Yes. (Chuckles). You have to get to a point where you develop your own vision vocabulary. It’s a struggle to get into the market and battle with your own demons. Then you start making some few coins and you ask yourself, what next, where do I take this? One thing that I tell people is that art for art’s sake is the kind of art practised by a billionaire’s wife. Somebody who has no problems with rent or taking her children to the finest schools. Here, we make art so that it means something, to you, to him, to her, to them.

I really love the charisma of your work; very distinct, bold and unique. How do you develop a style?

Time. (Looks up from his work). Oh! and thanks. My work 15 years ago was different from this. I used to do a lot of work that revolved around politics. I used two animal characters that have similarities to local politicians; cat and pig. The cat is selfish, the pig is greedy. I got tired of doing that kind of work so I replaced the animal characters with the human figures and that gave birth to social issues.

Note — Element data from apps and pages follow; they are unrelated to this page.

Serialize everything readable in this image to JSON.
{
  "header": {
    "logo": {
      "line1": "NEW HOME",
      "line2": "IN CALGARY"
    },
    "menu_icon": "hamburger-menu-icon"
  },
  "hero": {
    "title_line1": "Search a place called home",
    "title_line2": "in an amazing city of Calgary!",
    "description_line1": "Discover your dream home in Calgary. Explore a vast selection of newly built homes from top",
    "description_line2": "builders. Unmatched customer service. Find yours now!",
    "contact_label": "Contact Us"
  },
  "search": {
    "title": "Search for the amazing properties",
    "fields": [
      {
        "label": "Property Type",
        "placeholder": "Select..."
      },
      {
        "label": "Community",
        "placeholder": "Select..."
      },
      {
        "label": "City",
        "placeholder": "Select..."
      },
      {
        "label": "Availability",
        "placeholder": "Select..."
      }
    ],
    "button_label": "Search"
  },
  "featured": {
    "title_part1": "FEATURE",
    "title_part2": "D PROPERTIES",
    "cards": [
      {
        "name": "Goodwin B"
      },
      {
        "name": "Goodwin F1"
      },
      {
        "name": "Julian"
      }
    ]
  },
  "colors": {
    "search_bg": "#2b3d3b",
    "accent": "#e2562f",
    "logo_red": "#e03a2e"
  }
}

Commercial sex workers seems to be central theme in most of your recent work, is that correct?

It is. It’s what people here basically term as controversial. I’ve been called a pervert by younger feminists. But these are social issues that have to be addressed. Often, people get uncomfortable when you go to places they are scared of going. I’m that guy who goes there and beyond. That comes at a price. If I want money, I will sell bags, I can sell 50 in a month, but I want to talk about issues.

Nairobi Battle of the Socialites by Michael Soi. Photo | Margaretta wa Gacheru | NMG

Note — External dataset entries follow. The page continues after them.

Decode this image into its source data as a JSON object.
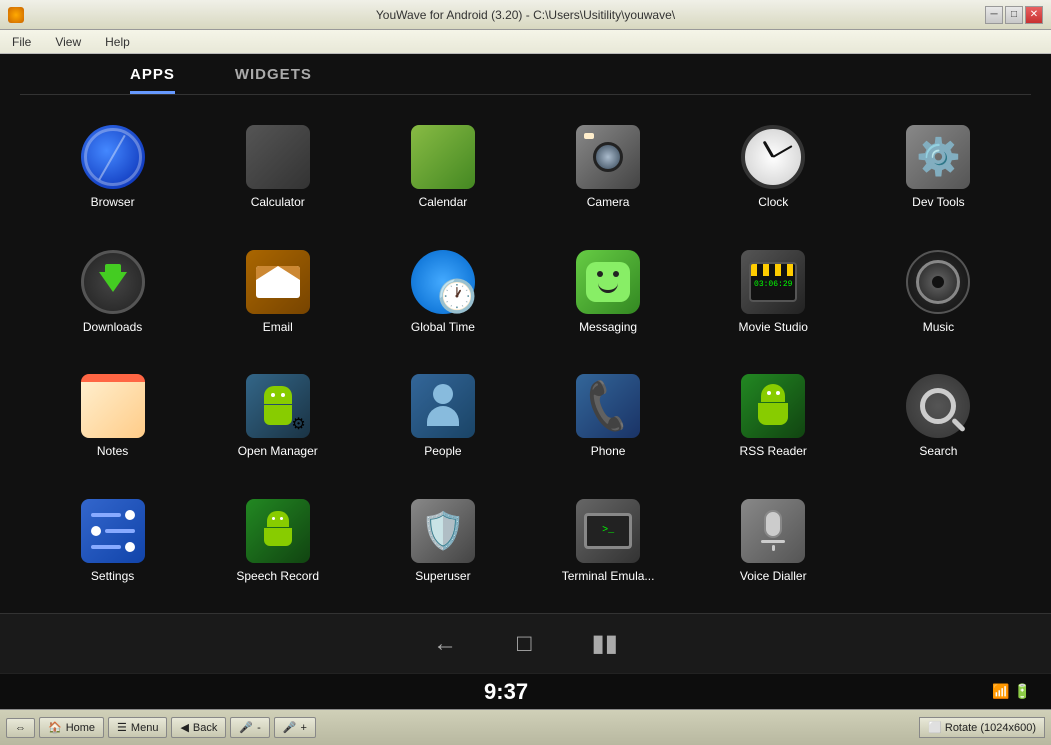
{
  "window": {
    "title": "YouWave for Android (3.20) - C:\\Users\\Usitility\\youwave\\",
    "menu": {
      "items": [
        "File",
        "View",
        "Help"
      ]
    }
  },
  "tabs": {
    "items": [
      "APPS",
      "WIDGETS"
    ],
    "active": "APPS"
  },
  "apps": [
    {
      "id": "browser",
      "label": "Browser"
    },
    {
      "id": "calculator",
      "label": "Calculator"
    },
    {
      "id": "calendar",
      "label": "Calendar"
    },
    {
      "id": "camera",
      "label": "Camera"
    },
    {
      "id": "clock",
      "label": "Clock"
    },
    {
      "id": "devtools",
      "label": "Dev Tools"
    },
    {
      "id": "downloads",
      "label": "Downloads"
    },
    {
      "id": "email",
      "label": "Email"
    },
    {
      "id": "globaltime",
      "label": "Global Time"
    },
    {
      "id": "messaging",
      "label": "Messaging"
    },
    {
      "id": "moviestyle",
      "label": "Movie Studio"
    },
    {
      "id": "music",
      "label": "Music"
    },
    {
      "id": "notes",
      "label": "Notes"
    },
    {
      "id": "openmanager",
      "label": "Open Manager"
    },
    {
      "id": "people",
      "label": "People"
    },
    {
      "id": "phone",
      "label": "Phone"
    },
    {
      "id": "rss",
      "label": "RSS Reader"
    },
    {
      "id": "search",
      "label": "Search"
    },
    {
      "id": "settings",
      "label": "Settings"
    },
    {
      "id": "speechrecord",
      "label": "Speech Record"
    },
    {
      "id": "superuser",
      "label": "Superuser"
    },
    {
      "id": "terminal",
      "label": "Terminal Emula..."
    },
    {
      "id": "voicedialler",
      "label": "Voice Dialler"
    }
  ],
  "statusbar": {
    "time": "9:37"
  },
  "taskbar": {
    "home_label": "Home",
    "menu_label": "Menu",
    "back_label": "Back",
    "rotate_label": "Rotate (1024x600)"
  }
}
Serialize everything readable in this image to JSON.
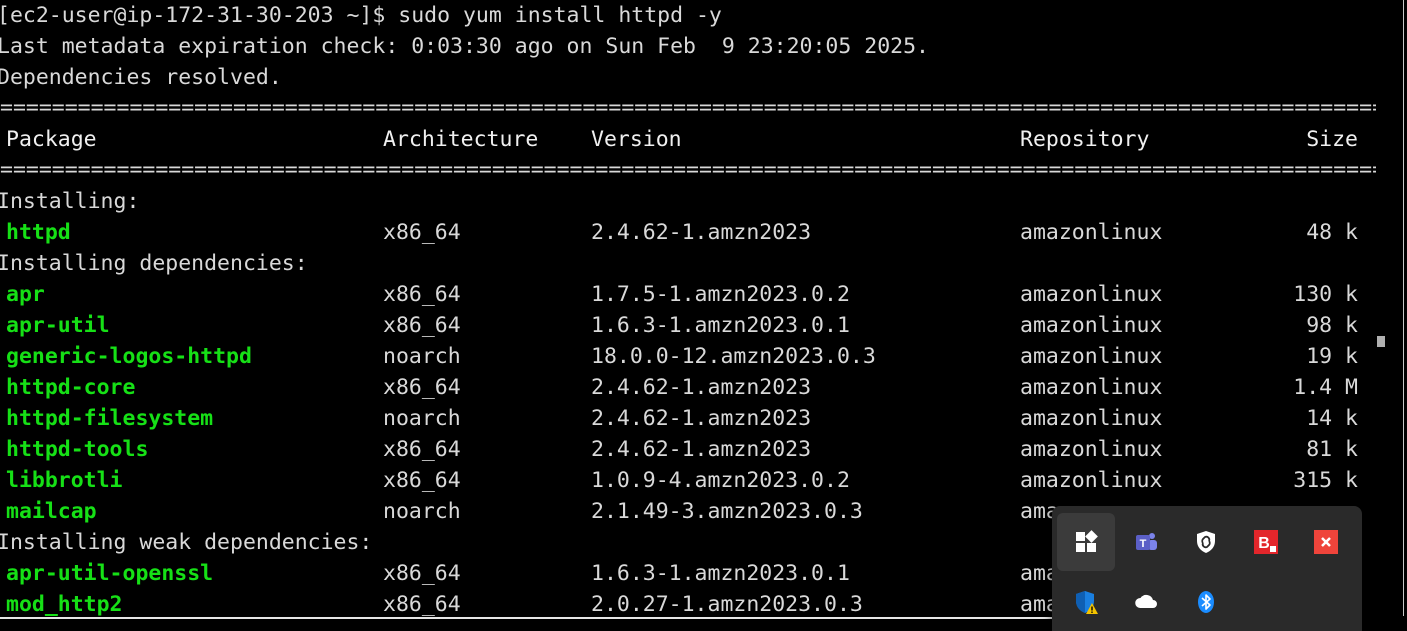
{
  "terminal": {
    "command_line": "[ec2-user@ip-172-31-30-203 ~]$ sudo yum install httpd -y",
    "metadata_line": "Last metadata expiration check: 0:03:30 ago on Sun Feb  9 23:20:05 2025.",
    "deps_resolved": "Dependencies resolved.",
    "rule": "================================================================================================================================",
    "headers": {
      "package": "Package",
      "arch": "Architecture",
      "version": "Version",
      "repo": "Repository",
      "size": "Size"
    },
    "section_installing": "Installing:",
    "section_deps": "Installing dependencies:",
    "section_weak": "Installing weak dependencies:",
    "installing": [
      {
        "name": "httpd",
        "arch": "x86_64",
        "version": "2.4.62-1.amzn2023",
        "repo": "amazonlinux",
        "size": "48 k"
      }
    ],
    "dependencies": [
      {
        "name": "apr",
        "arch": "x86_64",
        "version": "1.7.5-1.amzn2023.0.2",
        "repo": "amazonlinux",
        "size": "130 k"
      },
      {
        "name": "apr-util",
        "arch": "x86_64",
        "version": "1.6.3-1.amzn2023.0.1",
        "repo": "amazonlinux",
        "size": "98 k"
      },
      {
        "name": "generic-logos-httpd",
        "arch": "noarch",
        "version": "18.0.0-12.amzn2023.0.3",
        "repo": "amazonlinux",
        "size": "19 k"
      },
      {
        "name": "httpd-core",
        "arch": "x86_64",
        "version": "2.4.62-1.amzn2023",
        "repo": "amazonlinux",
        "size": "1.4 M"
      },
      {
        "name": "httpd-filesystem",
        "arch": "noarch",
        "version": "2.4.62-1.amzn2023",
        "repo": "amazonlinux",
        "size": "14 k"
      },
      {
        "name": "httpd-tools",
        "arch": "x86_64",
        "version": "2.4.62-1.amzn2023",
        "repo": "amazonlinux",
        "size": "81 k"
      },
      {
        "name": "libbrotli",
        "arch": "x86_64",
        "version": "1.0.9-4.amzn2023.0.2",
        "repo": "amazonlinux",
        "size": "315 k"
      },
      {
        "name": "mailcap",
        "arch": "noarch",
        "version": "2.1.49-3.amzn2023.0.3",
        "repo": "ama",
        "size": ""
      }
    ],
    "weak_dependencies": [
      {
        "name": "apr-util-openssl",
        "arch": "x86_64",
        "version": "1.6.3-1.amzn2023.0.1",
        "repo": "ama",
        "size": ""
      },
      {
        "name": "mod_http2",
        "arch": "x86_64",
        "version": "2.0.27-1.amzn2023.0.3",
        "repo": "ama",
        "size": ""
      }
    ],
    "colors": {
      "package_name": "#16e016",
      "text": "#d9d9d9",
      "background": "#000000"
    }
  },
  "tray_overflow": {
    "icons": [
      {
        "name": "app-grid-icon"
      },
      {
        "name": "teams-icon"
      },
      {
        "name": "vpn-shield-icon"
      },
      {
        "name": "bitdefender-icon"
      },
      {
        "name": "anydesk-icon"
      },
      {
        "name": "windows-security-warning-icon"
      },
      {
        "name": "onedrive-icon"
      },
      {
        "name": "bluetooth-icon"
      }
    ],
    "colors": {
      "background": "#2a2a2a",
      "teams": "#5b5fc7",
      "bluetooth": "#1a8cff",
      "red": "#e3262b"
    }
  }
}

Nairobi Battle of the Socialites by Michael Soi. Photo | Margaretta wa Gacheru | NMG

Do you work daily?

Every single day. I have a 13-hour work day every single day except Sundays. I’m here by 7am.

Is that your daughter in the picture?

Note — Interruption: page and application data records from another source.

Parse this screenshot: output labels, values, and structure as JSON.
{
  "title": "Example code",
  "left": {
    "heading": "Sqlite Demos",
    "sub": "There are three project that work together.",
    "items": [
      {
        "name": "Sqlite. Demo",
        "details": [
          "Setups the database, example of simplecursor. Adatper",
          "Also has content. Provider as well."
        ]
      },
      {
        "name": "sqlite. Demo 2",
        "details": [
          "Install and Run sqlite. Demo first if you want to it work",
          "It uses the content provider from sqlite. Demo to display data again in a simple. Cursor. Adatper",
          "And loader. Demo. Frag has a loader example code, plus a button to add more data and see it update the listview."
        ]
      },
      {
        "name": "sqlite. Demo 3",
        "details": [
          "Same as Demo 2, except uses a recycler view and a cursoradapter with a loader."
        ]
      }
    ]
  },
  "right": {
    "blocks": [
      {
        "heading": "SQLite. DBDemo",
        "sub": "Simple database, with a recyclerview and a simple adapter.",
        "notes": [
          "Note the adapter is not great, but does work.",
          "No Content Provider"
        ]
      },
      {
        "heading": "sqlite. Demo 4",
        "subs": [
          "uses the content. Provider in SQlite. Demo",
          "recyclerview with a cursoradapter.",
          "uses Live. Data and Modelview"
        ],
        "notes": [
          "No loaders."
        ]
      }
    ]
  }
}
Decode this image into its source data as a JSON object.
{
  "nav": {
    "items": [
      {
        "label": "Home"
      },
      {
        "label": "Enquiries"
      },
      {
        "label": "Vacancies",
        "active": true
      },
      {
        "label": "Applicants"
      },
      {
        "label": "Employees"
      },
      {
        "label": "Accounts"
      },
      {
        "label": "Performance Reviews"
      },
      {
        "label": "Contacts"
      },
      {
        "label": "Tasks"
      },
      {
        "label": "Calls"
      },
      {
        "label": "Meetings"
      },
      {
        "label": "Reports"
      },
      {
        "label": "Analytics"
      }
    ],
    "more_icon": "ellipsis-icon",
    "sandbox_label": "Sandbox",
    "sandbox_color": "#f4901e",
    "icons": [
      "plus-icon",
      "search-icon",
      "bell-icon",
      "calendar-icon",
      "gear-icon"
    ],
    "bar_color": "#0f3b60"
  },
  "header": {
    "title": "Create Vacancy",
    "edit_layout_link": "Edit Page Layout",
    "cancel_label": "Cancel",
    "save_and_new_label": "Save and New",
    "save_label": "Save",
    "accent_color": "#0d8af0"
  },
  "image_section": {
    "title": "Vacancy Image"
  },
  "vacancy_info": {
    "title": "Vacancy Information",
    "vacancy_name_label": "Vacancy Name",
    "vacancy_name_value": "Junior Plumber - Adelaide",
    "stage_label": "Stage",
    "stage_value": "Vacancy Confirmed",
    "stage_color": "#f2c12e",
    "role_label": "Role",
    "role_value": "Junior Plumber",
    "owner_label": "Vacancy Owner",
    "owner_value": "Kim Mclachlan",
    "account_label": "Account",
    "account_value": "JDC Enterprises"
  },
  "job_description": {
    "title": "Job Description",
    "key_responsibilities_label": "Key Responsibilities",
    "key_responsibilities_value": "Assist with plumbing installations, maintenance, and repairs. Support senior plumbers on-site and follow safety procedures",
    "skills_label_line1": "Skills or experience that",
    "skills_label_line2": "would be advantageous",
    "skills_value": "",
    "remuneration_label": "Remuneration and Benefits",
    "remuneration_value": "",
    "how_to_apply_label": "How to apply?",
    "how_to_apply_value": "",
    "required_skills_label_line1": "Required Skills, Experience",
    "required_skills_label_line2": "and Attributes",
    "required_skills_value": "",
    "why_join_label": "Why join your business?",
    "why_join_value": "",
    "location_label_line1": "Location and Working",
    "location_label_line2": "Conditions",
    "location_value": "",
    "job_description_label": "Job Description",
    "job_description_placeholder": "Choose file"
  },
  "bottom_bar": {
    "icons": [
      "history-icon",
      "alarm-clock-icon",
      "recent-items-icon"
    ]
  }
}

Yes. The one smiling. She’s nine and at that age, she’s beginning to ask questions. She comes here often and I have to turn over nude paintings (laughs) least she asks me questions I’m not ready to answer. That painting there, the one of two giraffes, that is hers.

As she grows older do you think that will affect your art and how you present it?

Uhm, I don’t think so. My work will never revolve around anyone, it’s about me. It’s about what I want to show.

Do you keep your own art?

No, but I have a collection of some of the best artists in this country. One day my daughter will auction them for a lot of money but not in Kenya. Here people buy your work because they saw it at their friend’s place, it’s more like a social thing or to fit in a crowd. Art out there goes for some insane amount of money. Jean Michel Basquiat’s work was recently bought by that young tech guy from Japan for like $110 million!

I’m just happy that my daughter has interest in art. We go to exhibitions together, so she knows a lot of these artists. So it’s basically like subconsciously getting her roped in.

How much is that one?’s good money. (Chuckles) It’s good money.

Nairobi Battle of the Socialites by Michael Soi. Photo | Margaretta wa Gacheru | NMG

Nairobi Battle of the Socialites by Michael Soi. Photo | Margaretta wa Gacheru | NMG